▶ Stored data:
*** Begin section ***

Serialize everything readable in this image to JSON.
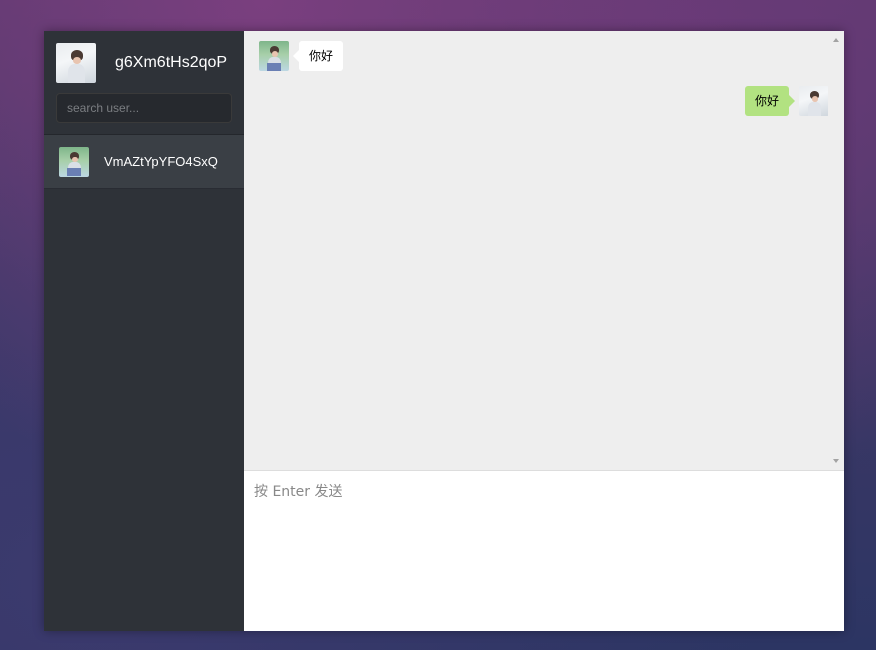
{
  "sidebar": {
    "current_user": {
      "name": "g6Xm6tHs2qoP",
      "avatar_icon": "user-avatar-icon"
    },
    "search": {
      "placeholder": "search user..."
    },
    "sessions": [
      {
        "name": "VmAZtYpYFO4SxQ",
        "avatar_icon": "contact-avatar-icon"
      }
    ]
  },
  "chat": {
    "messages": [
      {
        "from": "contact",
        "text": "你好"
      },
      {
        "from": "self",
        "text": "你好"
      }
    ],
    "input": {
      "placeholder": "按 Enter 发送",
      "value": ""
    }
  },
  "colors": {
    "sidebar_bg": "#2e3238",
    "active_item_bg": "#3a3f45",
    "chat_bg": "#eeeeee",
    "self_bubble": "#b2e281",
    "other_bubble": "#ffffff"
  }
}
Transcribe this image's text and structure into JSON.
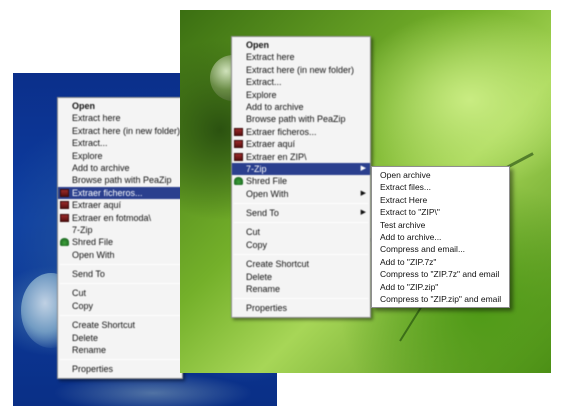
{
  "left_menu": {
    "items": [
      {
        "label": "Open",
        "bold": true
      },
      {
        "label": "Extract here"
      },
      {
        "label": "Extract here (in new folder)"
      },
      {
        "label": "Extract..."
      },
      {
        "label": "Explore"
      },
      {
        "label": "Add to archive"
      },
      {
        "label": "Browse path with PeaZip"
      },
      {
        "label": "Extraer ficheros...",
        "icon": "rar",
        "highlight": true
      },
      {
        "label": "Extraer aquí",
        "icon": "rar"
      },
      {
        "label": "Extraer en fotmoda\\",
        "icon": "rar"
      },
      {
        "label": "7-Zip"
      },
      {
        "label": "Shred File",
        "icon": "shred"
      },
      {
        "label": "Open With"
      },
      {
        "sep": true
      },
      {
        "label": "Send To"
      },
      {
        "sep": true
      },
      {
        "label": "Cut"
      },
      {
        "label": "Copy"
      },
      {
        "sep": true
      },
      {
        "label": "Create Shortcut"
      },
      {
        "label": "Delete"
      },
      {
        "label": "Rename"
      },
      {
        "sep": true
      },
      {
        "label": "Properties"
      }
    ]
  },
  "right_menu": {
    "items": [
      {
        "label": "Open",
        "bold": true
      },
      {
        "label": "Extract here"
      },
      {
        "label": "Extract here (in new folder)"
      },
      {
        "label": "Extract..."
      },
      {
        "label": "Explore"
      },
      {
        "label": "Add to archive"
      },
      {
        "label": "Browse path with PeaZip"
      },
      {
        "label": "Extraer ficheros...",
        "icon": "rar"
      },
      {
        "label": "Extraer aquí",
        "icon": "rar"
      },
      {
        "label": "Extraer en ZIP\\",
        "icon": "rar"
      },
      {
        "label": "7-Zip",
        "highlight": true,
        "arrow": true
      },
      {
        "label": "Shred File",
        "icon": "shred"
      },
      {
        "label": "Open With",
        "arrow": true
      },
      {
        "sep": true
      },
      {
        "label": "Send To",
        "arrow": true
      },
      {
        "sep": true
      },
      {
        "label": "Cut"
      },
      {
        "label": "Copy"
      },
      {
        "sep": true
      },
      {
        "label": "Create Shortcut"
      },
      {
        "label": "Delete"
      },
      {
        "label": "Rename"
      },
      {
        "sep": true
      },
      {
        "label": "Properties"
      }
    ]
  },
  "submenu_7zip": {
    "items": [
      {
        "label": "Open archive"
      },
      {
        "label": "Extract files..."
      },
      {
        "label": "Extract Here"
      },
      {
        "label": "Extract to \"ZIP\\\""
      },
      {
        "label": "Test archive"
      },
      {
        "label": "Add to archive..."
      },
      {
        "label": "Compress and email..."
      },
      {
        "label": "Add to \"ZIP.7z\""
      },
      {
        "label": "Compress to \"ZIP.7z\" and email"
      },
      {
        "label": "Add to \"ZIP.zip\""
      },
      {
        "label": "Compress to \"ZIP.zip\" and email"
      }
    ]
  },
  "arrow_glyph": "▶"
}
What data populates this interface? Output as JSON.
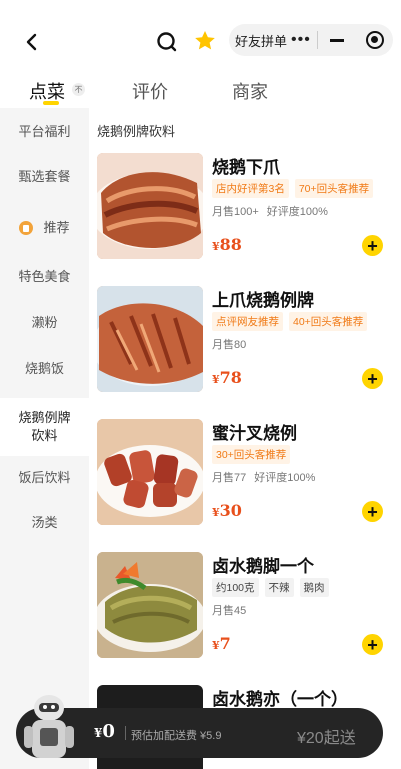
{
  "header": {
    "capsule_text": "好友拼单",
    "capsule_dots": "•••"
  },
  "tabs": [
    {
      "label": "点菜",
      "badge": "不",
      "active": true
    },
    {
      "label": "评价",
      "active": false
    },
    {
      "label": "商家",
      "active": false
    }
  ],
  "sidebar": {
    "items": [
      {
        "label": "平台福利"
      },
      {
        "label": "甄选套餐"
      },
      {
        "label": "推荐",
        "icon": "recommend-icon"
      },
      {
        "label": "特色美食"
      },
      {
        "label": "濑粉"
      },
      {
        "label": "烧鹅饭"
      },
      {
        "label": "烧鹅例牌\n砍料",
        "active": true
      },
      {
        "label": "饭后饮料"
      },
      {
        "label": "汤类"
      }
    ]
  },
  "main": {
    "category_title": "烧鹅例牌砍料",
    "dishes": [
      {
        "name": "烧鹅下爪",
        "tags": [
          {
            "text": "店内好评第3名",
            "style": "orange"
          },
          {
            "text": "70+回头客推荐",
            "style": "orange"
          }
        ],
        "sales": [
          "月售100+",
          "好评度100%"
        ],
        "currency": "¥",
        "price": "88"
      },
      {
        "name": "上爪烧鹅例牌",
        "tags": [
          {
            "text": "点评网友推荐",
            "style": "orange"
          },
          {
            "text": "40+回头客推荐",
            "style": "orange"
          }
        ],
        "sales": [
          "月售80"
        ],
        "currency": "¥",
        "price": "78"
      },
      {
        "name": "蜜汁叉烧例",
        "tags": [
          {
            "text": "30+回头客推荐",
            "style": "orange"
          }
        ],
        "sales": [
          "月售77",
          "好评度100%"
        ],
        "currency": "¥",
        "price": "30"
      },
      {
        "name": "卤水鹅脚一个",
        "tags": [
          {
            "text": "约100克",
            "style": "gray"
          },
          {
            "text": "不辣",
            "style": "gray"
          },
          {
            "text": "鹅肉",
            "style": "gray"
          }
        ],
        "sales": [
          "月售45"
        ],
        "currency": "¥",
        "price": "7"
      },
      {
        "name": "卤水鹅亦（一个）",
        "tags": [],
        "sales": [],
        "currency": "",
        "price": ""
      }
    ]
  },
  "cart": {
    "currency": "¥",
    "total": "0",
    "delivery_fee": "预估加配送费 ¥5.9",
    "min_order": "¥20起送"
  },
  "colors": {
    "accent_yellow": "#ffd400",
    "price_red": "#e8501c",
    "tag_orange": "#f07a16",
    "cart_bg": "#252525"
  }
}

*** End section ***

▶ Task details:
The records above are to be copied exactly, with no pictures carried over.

▶ Result of the exercise:
Serialize everything readable in this image to JSON.
{
  "sidebar": {
    "current_user": {
      "name": "g6Xm6tHs2qoP",
      "avatar_icon": "user-avatar-icon"
    },
    "search": {
      "placeholder": "search user..."
    },
    "sessions": [
      {
        "name": "VmAZtYpYFO4SxQ",
        "avatar_icon": "contact-avatar-icon"
      }
    ]
  },
  "chat": {
    "messages": [
      {
        "from": "contact",
        "text": "你好"
      },
      {
        "from": "self",
        "text": "你好"
      }
    ],
    "input": {
      "placeholder": "按 Enter 发送",
      "value": ""
    }
  },
  "colors": {
    "sidebar_bg": "#2e3238",
    "active_item_bg": "#3a3f45",
    "chat_bg": "#eeeeee",
    "self_bubble": "#b2e281",
    "other_bubble": "#ffffff"
  }
}
Transcribe this image's text and structure into JSON.
{
  "left_menu": {
    "items": [
      {
        "label": "Open",
        "bold": true
      },
      {
        "label": "Extract here"
      },
      {
        "label": "Extract here (in new folder)"
      },
      {
        "label": "Extract..."
      },
      {
        "label": "Explore"
      },
      {
        "label": "Add to archive"
      },
      {
        "label": "Browse path with PeaZip"
      },
      {
        "label": "Extraer ficheros...",
        "icon": "rar",
        "highlight": true
      },
      {
        "label": "Extraer aquí",
        "icon": "rar"
      },
      {
        "label": "Extraer en fotmoda\\",
        "icon": "rar"
      },
      {
        "label": "7-Zip"
      },
      {
        "label": "Shred File",
        "icon": "shred"
      },
      {
        "label": "Open With"
      },
      {
        "sep": true
      },
      {
        "label": "Send To"
      },
      {
        "sep": true
      },
      {
        "label": "Cut"
      },
      {
        "label": "Copy"
      },
      {
        "sep": true
      },
      {
        "label": "Create Shortcut"
      },
      {
        "label": "Delete"
      },
      {
        "label": "Rename"
      },
      {
        "sep": true
      },
      {
        "label": "Properties"
      }
    ]
  },
  "right_menu": {
    "items": [
      {
        "label": "Open",
        "bold": true
      },
      {
        "label": "Extract here"
      },
      {
        "label": "Extract here (in new folder)"
      },
      {
        "label": "Extract..."
      },
      {
        "label": "Explore"
      },
      {
        "label": "Add to archive"
      },
      {
        "label": "Browse path with PeaZip"
      },
      {
        "label": "Extraer ficheros...",
        "icon": "rar"
      },
      {
        "label": "Extraer aquí",
        "icon": "rar"
      },
      {
        "label": "Extraer en ZIP\\",
        "icon": "rar"
      },
      {
        "label": "7-Zip",
        "highlight": true,
        "arrow": true
      },
      {
        "label": "Shred File",
        "icon": "shred"
      },
      {
        "label": "Open With",
        "arrow": true
      },
      {
        "sep": true
      },
      {
        "label": "Send To",
        "arrow": true
      },
      {
        "sep": true
      },
      {
        "label": "Cut"
      },
      {
        "label": "Copy"
      },
      {
        "sep": true
      },
      {
        "label": "Create Shortcut"
      },
      {
        "label": "Delete"
      },
      {
        "label": "Rename"
      },
      {
        "sep": true
      },
      {
        "label": "Properties"
      }
    ]
  },
  "submenu_7zip": {
    "items": [
      {
        "label": "Open archive"
      },
      {
        "label": "Extract files..."
      },
      {
        "label": "Extract Here"
      },
      {
        "label": "Extract to \"ZIP\\\""
      },
      {
        "label": "Test archive"
      },
      {
        "label": "Add to archive..."
      },
      {
        "label": "Compress and email..."
      },
      {
        "label": "Add to \"ZIP.7z\""
      },
      {
        "label": "Compress to \"ZIP.7z\" and email"
      },
      {
        "label": "Add to \"ZIP.zip\""
      },
      {
        "label": "Compress to \"ZIP.zip\" and email"
      }
    ]
  },
  "arrow_glyph": "▶"
}
What data populates this interface? Output as JSON.
{
  "header": {
    "capsule_text": "好友拼单",
    "capsule_dots": "•••"
  },
  "tabs": [
    {
      "label": "点菜",
      "badge": "不",
      "active": true
    },
    {
      "label": "评价",
      "active": false
    },
    {
      "label": "商家",
      "active": false
    }
  ],
  "sidebar": {
    "items": [
      {
        "label": "平台福利"
      },
      {
        "label": "甄选套餐"
      },
      {
        "label": "推荐",
        "icon": "recommend-icon"
      },
      {
        "label": "特色美食"
      },
      {
        "label": "濑粉"
      },
      {
        "label": "烧鹅饭"
      },
      {
        "label": "烧鹅例牌\n砍料",
        "active": true
      },
      {
        "label": "饭后饮料"
      },
      {
        "label": "汤类"
      }
    ]
  },
  "main": {
    "category_title": "烧鹅例牌砍料",
    "dishes": [
      {
        "name": "烧鹅下爪",
        "tags": [
          {
            "text": "店内好评第3名",
            "style": "orange"
          },
          {
            "text": "70+回头客推荐",
            "style": "orange"
          }
        ],
        "sales": [
          "月售100+",
          "好评度100%"
        ],
        "currency": "¥",
        "price": "88"
      },
      {
        "name": "上爪烧鹅例牌",
        "tags": [
          {
            "text": "点评网友推荐",
            "style": "orange"
          },
          {
            "text": "40+回头客推荐",
            "style": "orange"
          }
        ],
        "sales": [
          "月售80"
        ],
        "currency": "¥",
        "price": "78"
      },
      {
        "name": "蜜汁叉烧例",
        "tags": [
          {
            "text": "30+回头客推荐",
            "style": "orange"
          }
        ],
        "sales": [
          "月售77",
          "好评度100%"
        ],
        "currency": "¥",
        "price": "30"
      },
      {
        "name": "卤水鹅脚一个",
        "tags": [
          {
            "text": "约100克",
            "style": "gray"
          },
          {
            "text": "不辣",
            "style": "gray"
          },
          {
            "text": "鹅肉",
            "style": "gray"
          }
        ],
        "sales": [
          "月售45"
        ],
        "currency": "¥",
        "price": "7"
      },
      {
        "name": "卤水鹅亦（一个）",
        "tags": [],
        "sales": [],
        "currency": "",
        "price": ""
      }
    ]
  },
  "cart": {
    "currency": "¥",
    "total": "0",
    "delivery_fee": "预估加配送费 ¥5.9",
    "min_order": "¥20起送"
  },
  "colors": {
    "accent_yellow": "#ffd400",
    "price_red": "#e8501c",
    "tag_orange": "#f07a16",
    "cart_bg": "#252525"
  }
}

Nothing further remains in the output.